Interpipe Steel concerned about consequences of increasing share of imported electricity to 80% as guarantee of its stable supply

The electrometallurgical complex Interpipe Steel is concerned about the potential negative consequences of increasing the share of electricity imports to 80% to avoid supply restrictions for consumers and requests the government to adjust the corresponding resolution.

"Interpipe Steel expresses concern about the potential negative consequences of the Ukrainian government's introduction of changes to the regulation on the specifics of electricity imports under martial law in Ukraine and requests the Cabinet of Ministers of Ukraine to adjust its resolution No. 611 dated May 30, 2024," the company said in a press release on Friday.

It is explained that the changes introduced by this resolution imply that industrial electricity consumers are exempt from planned restrictions by the NPC Ukrenergo if the volume of imports in their consumption structure is at least 80%. Previously, this standard was 30% from May to September 2023 and 50% from October 2023 to April 2024.

The company said that this government decision could lead to numerous negative consequences for domestic industry in general and Interpipe Steel in particular. Currently, the capacity of interstate sections for electricity imports is 1.7 GW, which is significantly less than the needs of the entire Ukrainian business. That is, the international agreements of the state of Ukraine do not allow the implementation of the new rules introduced by the Cabinet in May, the press release states.

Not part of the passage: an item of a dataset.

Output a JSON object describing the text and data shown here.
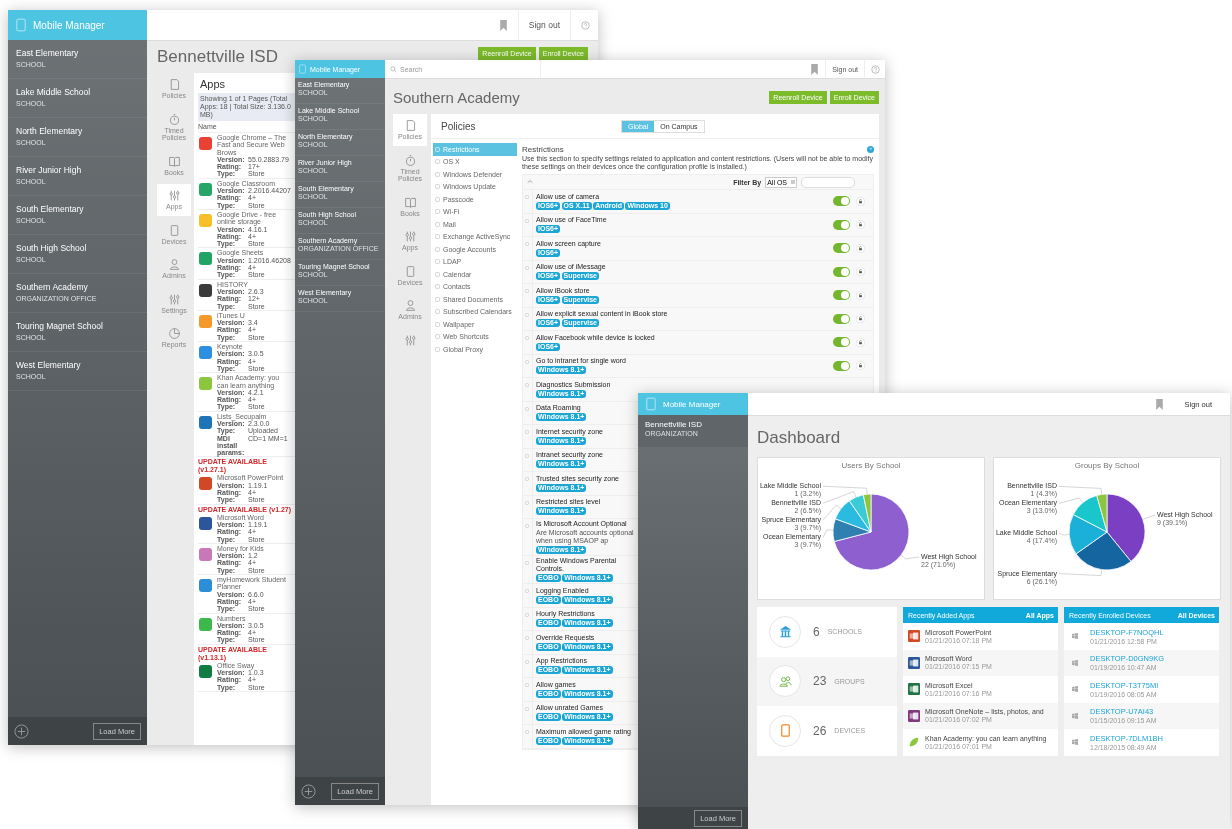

"In practice, this may lead to an artificial, even speculative increase in demand for imported electricity, the price of which can rise to any level. Only those enterprises that have minimal electricity costs in the cost structure of production will be able and willing to pay for non-disconnection," the company said.

Electricity accounts for almost 25% of the cost of steel billets supplied by Interpipe Steel to plants for the production of steel pipes and railway products within the vertical integration of the Interpipe group. That is, the increase in costs and increased demand for electricity will not only have an extremely negative impact on the competitiveness of Interpipe's finished products but also may result in the inability to purchase the required volume of imported electricity according to resolution No. 611.

Currently, Interpipe's plants located in Dnipropetrovsk region provide jobs for about 9,000 people in the frontline region. Among them, about 3,000 people are employed and have stable incomes at the pipe plant in Nikopol, which is officially recognized as a combat zone. Last year, the group paid a record amount of taxes and fees totaling UAH 4.4 billion.

Moreover, Interpipe bears a significant social burden, helping mobilized employees, internally displaced persons, and demobilized veterans. Systematic assistance is also provided to 15 brigades and units of the Ukrainian Defense Forces, the company said.

Previously, the Federation of Employers of Ukraine (FEU) appealed to the Cabinet of Ministers of Ukraine to cancel resolution No. 611dated May 30, 2024. The adoption of this decision "on such an important and relevant issue for industry took place without proper discussion and consideration, depriving consumers of the opportunity to express comments and suggestions, despite numerous potential negative consequences."

The FEU said that the capacity of interstate connections is significantly less than the needs of businesses, which will lead to a shortage of imported electricity, which, given the current state of Ukraine's energy system, cannot be covered by domestic production. This will result in an artificial increase in demand for imports and may lead to price increases. At auctions for the distribution of interstate connections, enterprises with a low share of electricity costs in the cost of production have an advantage. Providing supply guarantees only to those importing 80% of their needs will seriously harm energy-intensive industries and lead to the shutdown of large productions during peak load hours.

At the same time, the increase in import costs will lead to a general rise in electricity and consumer goods prices, negatively affecting the living standards of the population.

The FEU also said that the instability of electricity supplies creates obstacles for production planning, which negatively affects industry and related sectors, such as railway transport and port operations. The inability to ensure stable electricity supplies will lead to a decline in the production activity of large enterprises, a reduction in tax revenues, foreign exchange earnings, negatively affecting Ukraine's GDP, and the country's defense capability, as well as an increase in unemployment, the association believed.